Extracted records:
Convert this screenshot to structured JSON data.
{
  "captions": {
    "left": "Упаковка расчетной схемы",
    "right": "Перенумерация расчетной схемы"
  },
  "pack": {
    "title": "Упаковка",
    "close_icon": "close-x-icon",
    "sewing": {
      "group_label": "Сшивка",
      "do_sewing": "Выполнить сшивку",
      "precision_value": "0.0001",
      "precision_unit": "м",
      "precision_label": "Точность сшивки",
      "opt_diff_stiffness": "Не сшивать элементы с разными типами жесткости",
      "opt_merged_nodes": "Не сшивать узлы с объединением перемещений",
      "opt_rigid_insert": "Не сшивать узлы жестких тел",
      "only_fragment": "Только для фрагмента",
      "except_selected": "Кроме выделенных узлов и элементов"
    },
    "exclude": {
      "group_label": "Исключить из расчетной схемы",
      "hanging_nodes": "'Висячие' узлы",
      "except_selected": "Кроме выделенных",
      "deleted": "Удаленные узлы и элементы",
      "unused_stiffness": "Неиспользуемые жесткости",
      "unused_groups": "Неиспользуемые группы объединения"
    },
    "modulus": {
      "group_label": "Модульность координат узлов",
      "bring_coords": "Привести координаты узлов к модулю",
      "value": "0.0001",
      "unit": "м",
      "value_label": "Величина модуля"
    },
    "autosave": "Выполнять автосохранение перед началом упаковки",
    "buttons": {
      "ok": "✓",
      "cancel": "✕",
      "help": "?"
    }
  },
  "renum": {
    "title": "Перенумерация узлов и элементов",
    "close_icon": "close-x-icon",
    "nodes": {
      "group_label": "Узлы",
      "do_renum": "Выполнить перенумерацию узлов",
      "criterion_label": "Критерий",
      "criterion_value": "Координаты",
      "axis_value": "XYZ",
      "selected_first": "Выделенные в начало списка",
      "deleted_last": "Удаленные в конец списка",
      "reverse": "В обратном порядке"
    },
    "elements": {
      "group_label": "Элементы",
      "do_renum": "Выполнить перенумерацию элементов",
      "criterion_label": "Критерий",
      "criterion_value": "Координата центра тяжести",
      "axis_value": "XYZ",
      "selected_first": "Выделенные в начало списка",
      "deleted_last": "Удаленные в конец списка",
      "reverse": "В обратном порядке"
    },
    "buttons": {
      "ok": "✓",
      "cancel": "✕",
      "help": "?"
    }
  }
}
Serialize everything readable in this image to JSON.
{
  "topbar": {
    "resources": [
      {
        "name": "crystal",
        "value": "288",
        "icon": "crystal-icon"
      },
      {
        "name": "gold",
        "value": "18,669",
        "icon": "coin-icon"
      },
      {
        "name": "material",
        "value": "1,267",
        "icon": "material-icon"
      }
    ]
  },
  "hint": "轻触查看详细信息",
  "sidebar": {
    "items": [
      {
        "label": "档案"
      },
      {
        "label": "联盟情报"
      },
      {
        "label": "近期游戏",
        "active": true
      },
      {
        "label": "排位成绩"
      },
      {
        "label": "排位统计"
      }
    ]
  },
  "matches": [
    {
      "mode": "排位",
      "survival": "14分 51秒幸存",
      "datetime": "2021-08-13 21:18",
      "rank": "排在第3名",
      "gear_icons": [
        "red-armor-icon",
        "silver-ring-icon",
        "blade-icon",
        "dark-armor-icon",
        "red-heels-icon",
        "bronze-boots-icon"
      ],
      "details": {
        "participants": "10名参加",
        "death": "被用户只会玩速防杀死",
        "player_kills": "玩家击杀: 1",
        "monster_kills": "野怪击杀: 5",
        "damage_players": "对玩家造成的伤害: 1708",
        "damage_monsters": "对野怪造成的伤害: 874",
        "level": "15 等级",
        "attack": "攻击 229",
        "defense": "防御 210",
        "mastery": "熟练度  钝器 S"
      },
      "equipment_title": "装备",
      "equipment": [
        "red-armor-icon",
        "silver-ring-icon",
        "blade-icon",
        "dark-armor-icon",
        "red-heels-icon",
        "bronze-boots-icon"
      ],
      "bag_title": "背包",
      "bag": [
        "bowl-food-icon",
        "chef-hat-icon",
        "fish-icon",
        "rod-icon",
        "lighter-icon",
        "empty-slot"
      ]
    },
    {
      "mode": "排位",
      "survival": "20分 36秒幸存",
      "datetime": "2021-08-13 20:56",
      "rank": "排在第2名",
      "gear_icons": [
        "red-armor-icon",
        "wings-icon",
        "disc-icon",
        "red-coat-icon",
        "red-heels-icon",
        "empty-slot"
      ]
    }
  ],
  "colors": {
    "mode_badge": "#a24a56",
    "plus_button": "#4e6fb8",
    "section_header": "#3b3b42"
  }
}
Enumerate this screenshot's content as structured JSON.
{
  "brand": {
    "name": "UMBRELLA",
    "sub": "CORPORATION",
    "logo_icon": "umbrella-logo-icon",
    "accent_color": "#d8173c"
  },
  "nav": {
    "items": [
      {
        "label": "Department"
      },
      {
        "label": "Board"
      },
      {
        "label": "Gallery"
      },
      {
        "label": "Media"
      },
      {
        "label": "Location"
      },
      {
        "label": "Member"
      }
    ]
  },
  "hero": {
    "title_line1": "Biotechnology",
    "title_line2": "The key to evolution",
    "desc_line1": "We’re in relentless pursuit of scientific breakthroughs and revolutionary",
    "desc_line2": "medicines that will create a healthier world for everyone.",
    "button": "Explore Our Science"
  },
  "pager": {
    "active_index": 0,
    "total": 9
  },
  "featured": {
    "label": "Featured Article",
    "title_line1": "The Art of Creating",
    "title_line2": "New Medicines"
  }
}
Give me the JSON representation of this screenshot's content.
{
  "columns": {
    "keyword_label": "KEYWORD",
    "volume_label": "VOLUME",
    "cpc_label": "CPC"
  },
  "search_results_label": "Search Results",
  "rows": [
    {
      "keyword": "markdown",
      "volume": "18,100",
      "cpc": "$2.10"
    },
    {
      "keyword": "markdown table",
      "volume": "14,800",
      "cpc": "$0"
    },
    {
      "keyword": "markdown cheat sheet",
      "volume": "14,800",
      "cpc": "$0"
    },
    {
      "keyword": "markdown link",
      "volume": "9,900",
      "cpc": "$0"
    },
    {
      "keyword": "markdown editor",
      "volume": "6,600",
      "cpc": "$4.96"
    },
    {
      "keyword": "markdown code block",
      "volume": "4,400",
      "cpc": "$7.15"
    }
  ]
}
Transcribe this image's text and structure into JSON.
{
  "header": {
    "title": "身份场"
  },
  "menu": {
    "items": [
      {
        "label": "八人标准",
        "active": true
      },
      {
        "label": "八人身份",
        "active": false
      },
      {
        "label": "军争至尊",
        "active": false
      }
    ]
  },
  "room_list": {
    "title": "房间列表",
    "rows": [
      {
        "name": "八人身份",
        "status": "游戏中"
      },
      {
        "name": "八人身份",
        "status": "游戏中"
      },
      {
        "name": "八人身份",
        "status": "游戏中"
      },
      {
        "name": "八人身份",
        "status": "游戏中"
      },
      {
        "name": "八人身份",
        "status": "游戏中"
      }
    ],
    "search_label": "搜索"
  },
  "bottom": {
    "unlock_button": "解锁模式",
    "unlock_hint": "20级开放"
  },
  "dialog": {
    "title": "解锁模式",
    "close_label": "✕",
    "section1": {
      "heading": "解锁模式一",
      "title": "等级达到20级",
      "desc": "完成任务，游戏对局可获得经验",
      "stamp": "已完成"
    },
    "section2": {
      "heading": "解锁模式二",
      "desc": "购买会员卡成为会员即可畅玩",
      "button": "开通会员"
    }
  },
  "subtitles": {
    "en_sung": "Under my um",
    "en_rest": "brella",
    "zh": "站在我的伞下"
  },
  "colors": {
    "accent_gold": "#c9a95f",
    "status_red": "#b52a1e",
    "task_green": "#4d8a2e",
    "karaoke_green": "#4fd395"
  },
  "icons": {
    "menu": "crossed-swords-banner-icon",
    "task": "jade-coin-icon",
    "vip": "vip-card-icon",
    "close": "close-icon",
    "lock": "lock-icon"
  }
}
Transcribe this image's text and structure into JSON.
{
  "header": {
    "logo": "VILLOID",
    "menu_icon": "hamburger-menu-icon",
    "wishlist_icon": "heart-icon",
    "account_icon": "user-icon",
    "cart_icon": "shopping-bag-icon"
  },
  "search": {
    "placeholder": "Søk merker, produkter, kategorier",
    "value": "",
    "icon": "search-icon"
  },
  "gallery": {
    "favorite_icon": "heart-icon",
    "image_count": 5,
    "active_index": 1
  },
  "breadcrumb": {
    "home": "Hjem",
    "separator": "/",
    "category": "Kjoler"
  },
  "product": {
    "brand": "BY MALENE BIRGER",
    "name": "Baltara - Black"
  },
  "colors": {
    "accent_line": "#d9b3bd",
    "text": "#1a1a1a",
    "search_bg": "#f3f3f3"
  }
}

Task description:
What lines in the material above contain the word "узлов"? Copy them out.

Answer below:
      "except_selected": "Кроме выделенных узлов и элементов"
      "group_label": "Модульность координат узлов",
      "bring_coords": "Привести координаты узлов к модулю",
    "title": "Перенумерация узлов и элементов",
      "do_renum": "Выполнить перенумерацию узлов",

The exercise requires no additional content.